Accompanying the honorary Dr. Starr this time around are recent longtime members Steve Lukathaer (Toto) and Gregg Bissonette (ex-David Lee Roth Band), alongside Colin Hay (Men At Work), Hamish Stuart (ex- Average White Band), and Edgard Winter.
Starr, who was still beaming with academic festivities, light-heartedly referred to himself as “doctor” during the show, much to the delight of the Beatle-hungry crowd.
Opening with “Matchbox” (a cover of a Carl Perkins song originally released on the “Beatles For Sale” album), Starr then wasted no time unleashing his most successful solo single “It Don’t Come Easy”, before sharing the spotlight with his comrades.
Winter was first with a slick version of “Free Ride” and Lukathaer followed with Toto’s huge hit from 1982, “Roseanna”.
Mixing a dose of Funk into the set, Stuart led the band on a killer take of “Pick Up the Pieces” (pre-song, Lukathaer told a story about meeting the Average White Band in a restaurant as as a young musician, and was quite proud to play with him after all these years), and Hay released a wonderful version of “Down Under”.
Starr then sang a cover of the Shirelles’ song “Boys”. A personal favorite of Starr, he even performed “Boys” during his induction. the Rock and Roll Hall of Fame in 2015. After the friendly chant “Yellow Submarine”, Starr left the stage and the band continued for a pair of songs in his absence.
After Stuart revived another Average White Band hit, “Cut The Cake” (during which he performed a masterful bass solo), Winter ripped off a nearly 20-minute jam from his “Frankenstein” instrument.
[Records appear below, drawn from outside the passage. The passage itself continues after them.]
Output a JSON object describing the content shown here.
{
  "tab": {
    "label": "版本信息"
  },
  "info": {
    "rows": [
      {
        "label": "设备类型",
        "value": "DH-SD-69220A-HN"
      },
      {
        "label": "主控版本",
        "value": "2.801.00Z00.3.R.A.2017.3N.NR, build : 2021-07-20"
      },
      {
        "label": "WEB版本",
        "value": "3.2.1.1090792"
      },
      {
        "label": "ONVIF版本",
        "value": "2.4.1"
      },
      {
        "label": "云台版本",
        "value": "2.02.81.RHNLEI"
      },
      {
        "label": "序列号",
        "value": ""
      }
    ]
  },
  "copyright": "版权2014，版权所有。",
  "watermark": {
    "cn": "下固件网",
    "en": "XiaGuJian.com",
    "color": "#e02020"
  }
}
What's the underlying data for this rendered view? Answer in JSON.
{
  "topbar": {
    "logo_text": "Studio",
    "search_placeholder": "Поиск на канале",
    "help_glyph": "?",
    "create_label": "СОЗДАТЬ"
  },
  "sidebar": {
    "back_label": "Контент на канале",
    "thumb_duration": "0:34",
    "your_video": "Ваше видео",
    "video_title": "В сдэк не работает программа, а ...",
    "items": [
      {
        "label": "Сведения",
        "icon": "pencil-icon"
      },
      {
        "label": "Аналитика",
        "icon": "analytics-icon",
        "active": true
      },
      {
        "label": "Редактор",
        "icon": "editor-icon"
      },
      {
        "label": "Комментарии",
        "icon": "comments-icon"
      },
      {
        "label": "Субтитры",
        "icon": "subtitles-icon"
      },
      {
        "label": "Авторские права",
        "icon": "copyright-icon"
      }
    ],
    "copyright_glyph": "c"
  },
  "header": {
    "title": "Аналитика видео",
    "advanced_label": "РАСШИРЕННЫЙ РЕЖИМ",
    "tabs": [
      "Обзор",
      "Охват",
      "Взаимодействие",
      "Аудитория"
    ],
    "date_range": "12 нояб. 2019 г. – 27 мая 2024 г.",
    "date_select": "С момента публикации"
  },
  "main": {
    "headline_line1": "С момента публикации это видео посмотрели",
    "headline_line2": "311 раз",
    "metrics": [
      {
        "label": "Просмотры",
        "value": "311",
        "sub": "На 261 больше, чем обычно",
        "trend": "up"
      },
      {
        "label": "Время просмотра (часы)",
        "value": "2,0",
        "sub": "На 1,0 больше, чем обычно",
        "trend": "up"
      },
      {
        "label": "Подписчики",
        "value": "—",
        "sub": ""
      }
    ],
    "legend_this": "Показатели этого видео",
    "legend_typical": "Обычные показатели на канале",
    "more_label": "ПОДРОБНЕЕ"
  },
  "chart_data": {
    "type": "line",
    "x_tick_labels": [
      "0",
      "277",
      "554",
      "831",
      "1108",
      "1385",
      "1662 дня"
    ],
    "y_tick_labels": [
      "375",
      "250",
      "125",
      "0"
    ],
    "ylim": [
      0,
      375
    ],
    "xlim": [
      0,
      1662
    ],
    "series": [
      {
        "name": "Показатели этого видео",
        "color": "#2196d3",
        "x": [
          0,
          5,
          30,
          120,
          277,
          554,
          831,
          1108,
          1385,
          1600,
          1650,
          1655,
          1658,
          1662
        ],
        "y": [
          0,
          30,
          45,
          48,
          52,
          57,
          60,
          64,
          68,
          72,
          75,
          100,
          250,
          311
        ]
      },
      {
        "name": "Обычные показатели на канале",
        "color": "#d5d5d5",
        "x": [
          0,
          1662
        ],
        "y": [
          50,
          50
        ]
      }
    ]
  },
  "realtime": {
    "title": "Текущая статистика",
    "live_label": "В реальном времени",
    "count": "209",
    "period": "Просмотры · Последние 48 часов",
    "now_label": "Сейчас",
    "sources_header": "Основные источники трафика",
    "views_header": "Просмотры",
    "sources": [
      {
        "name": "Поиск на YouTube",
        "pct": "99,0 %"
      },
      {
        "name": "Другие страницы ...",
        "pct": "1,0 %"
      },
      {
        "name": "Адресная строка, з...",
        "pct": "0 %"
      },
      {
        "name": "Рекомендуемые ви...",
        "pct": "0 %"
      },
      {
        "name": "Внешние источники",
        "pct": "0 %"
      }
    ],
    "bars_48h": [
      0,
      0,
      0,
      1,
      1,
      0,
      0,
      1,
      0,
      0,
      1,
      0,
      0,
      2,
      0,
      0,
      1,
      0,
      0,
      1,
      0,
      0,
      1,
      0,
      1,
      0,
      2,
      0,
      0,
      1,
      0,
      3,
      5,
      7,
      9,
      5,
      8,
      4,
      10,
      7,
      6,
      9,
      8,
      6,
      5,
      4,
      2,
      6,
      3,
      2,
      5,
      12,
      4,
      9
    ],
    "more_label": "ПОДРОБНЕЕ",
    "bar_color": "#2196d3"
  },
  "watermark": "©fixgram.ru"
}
While Winter was impressive playing three separate instruments (keyboards, drums, and saxophone), it was Bissonette who stole the moment with a standout drum solo, where he included snippets from other songs like “The End.” by the Beatles, and gave Boston a nod with a little snippet of Aerosmith’s “Walk This Way.”
As Starr returned to the stage, he said he was extremely reluctant to add the next song to his set, but his band insisted he did. He recanted and did a wonderful version of the pop gem “Abbey Road”, “Octopus Garden”. Starr added that this was only the “fourth time” he had performed the song live.
The 1972 Top 10 hit “Back off Boogaloo” (a purported nod to “glam rock”), led to an exuberant “I Wanna Be Your Man”. While the song (from the Beatles’ second record, “With The Beatles”) was only the second time Starr had sung to a Beatles song (“Boys” was his first recorded lead vocal, on the Fab- Four, “Please Please Me”), was his first crack at a John Lennon/Paul McCartney composition in the studio.
Lukathaer returned to the limelight and the band added a Reggae twist to Toto’s most enduring song, “Africa.” Hay’s high-pitched vocal range on the chorus added to the song’s acidity, and he continued to impress with a heavier guitar-heavy version of his former band’s hit, “Who Can It Be Now”?
At the end of the show, Starr did a sweet version of his lovingly mournful hit “Photograph” (which Starr composed with George Harrison) and closed the show with a glorious “With A Little Help from My Friends.”
At the song’s coda, Starr left the stage, but quickly returned and the band played a bit of the chorus from Lennon’s “Give Peace a Chance”. An excellent choice to end the show in style, while giving a nod to his former Beatles partner.